- Opening Delimiter -

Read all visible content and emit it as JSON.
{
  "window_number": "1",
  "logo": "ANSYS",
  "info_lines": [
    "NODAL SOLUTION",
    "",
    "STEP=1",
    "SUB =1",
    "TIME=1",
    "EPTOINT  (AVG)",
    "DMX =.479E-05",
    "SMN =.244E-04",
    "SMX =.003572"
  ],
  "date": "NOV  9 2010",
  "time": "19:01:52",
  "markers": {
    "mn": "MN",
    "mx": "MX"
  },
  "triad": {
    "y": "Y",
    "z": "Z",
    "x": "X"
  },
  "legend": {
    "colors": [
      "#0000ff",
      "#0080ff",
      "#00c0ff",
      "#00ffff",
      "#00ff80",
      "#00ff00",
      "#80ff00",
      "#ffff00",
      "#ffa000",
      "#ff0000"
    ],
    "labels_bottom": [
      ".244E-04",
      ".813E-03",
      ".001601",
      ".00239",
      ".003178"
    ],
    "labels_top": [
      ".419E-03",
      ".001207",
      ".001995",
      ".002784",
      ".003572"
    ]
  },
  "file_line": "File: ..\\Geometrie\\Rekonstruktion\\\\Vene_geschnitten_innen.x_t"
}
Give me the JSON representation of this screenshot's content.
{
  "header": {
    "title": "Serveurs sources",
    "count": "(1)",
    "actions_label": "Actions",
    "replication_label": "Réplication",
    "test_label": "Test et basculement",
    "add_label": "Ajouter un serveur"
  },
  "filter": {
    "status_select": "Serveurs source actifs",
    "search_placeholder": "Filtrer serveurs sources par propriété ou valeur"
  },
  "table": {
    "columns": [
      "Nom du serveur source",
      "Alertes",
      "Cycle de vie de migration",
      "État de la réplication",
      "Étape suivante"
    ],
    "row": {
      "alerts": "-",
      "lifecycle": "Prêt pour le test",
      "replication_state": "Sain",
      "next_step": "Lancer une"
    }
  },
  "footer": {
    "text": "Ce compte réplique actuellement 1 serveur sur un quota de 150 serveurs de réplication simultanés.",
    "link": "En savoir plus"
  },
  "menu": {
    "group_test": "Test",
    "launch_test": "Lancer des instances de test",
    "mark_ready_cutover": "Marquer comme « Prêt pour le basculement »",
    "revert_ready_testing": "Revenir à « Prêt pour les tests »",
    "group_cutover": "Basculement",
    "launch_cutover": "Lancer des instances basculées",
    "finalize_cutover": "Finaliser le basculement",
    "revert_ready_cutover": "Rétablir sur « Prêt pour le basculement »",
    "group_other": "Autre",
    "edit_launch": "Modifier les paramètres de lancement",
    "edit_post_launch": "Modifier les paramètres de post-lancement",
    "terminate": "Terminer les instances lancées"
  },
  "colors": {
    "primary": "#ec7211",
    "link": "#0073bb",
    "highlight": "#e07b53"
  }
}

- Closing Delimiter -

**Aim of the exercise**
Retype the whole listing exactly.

**Exercise answer**
Read all visible content and emit it as JSON.
{
  "window_number": "1",
  "logo": "ANSYS",
  "info_lines": [
    "NODAL SOLUTION",
    "",
    "STEP=1",
    "SUB =1",
    "TIME=1",
    "EPTOINT  (AVG)",
    "DMX =.479E-05",
    "SMN =.244E-04",
    "SMX =.003572"
  ],
  "date": "NOV  9 2010",
  "time": "19:01:52",
  "markers": {
    "mn": "MN",
    "mx": "MX"
  },
  "triad": {
    "y": "Y",
    "z": "Z",
    "x": "X"
  },
  "legend": {
    "colors": [
      "#0000ff",
      "#0080ff",
      "#00c0ff",
      "#00ffff",
      "#00ff80",
      "#00ff00",
      "#80ff00",
      "#ffff00",
      "#ffa000",
      "#ff0000"
    ],
    "labels_bottom": [
      ".244E-04",
      ".813E-03",
      ".001601",
      ".00239",
      ".003178"
    ],
    "labels_top": [
      ".419E-03",
      ".001207",
      ".001995",
      ".002784",
      ".003572"
    ]
  },
  "file_line": "File: ..\\Geometrie\\Rekonstruktion\\\\Vene_geschnitten_innen.x_t"
}
Give me the JSON representation of this screenshot's content.
{
  "header": {
    "title": "Serveurs sources",
    "count": "(1)",
    "actions_label": "Actions",
    "replication_label": "Réplication",
    "test_label": "Test et basculement",
    "add_label": "Ajouter un serveur"
  },
  "filter": {
    "status_select": "Serveurs source actifs",
    "search_placeholder": "Filtrer serveurs sources par propriété ou valeur"
  },
  "table": {
    "columns": [
      "Nom du serveur source",
      "Alertes",
      "Cycle de vie de migration",
      "État de la réplication",
      "Étape suivante"
    ],
    "row": {
      "alerts": "-",
      "lifecycle": "Prêt pour le test",
      "replication_state": "Sain",
      "next_step": "Lancer une"
    }
  },
  "footer": {
    "text": "Ce compte réplique actuellement 1 serveur sur un quota de 150 serveurs de réplication simultanés.",
    "link": "En savoir plus"
  },
  "menu": {
    "group_test": "Test",
    "launch_test": "Lancer des instances de test",
    "mark_ready_cutover": "Marquer comme « Prêt pour le basculement »",
    "revert_ready_testing": "Revenir à « Prêt pour les tests »",
    "group_cutover": "Basculement",
    "launch_cutover": "Lancer des instances basculées",
    "finalize_cutover": "Finaliser le basculement",
    "revert_ready_cutover": "Rétablir sur « Prêt pour le basculement »",
    "group_other": "Autre",
    "edit_launch": "Modifier les paramètres de lancement",
    "edit_post_launch": "Modifier les paramètres de post-lancement",
    "terminate": "Terminer les instances lancées"
  },
  "colors": {
    "primary": "#ec7211",
    "link": "#0073bb",
    "highlight": "#e07b53"
  }
}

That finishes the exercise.